--- Extracted data ---

■ ■ ■

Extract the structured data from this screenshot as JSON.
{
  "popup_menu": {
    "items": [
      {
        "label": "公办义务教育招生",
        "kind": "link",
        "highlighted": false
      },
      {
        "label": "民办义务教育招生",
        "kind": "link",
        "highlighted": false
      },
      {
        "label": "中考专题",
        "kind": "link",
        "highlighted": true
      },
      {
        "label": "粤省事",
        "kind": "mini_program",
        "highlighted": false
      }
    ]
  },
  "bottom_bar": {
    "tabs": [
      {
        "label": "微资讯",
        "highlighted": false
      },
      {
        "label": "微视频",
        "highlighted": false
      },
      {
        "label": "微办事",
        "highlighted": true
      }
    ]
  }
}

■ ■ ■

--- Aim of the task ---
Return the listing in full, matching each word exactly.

--- Task response ---
Extract the structured data from this screenshot as JSON.
{
  "popup_menu": {
    "items": [
      {
        "label": "公办义务教育招生",
        "kind": "link",
        "highlighted": false
      },
      {
        "label": "民办义务教育招生",
        "kind": "link",
        "highlighted": false
      },
      {
        "label": "中考专题",
        "kind": "link",
        "highlighted": true
      },
      {
        "label": "粤省事",
        "kind": "mini_program",
        "highlighted": false
      }
    ]
  },
  "bottom_bar": {
    "tabs": [
      {
        "label": "微资讯",
        "highlighted": false
      },
      {
        "label": "微视频",
        "highlighted": false
      },
      {
        "label": "微办事",
        "highlighted": true
      }
    ]
  }
}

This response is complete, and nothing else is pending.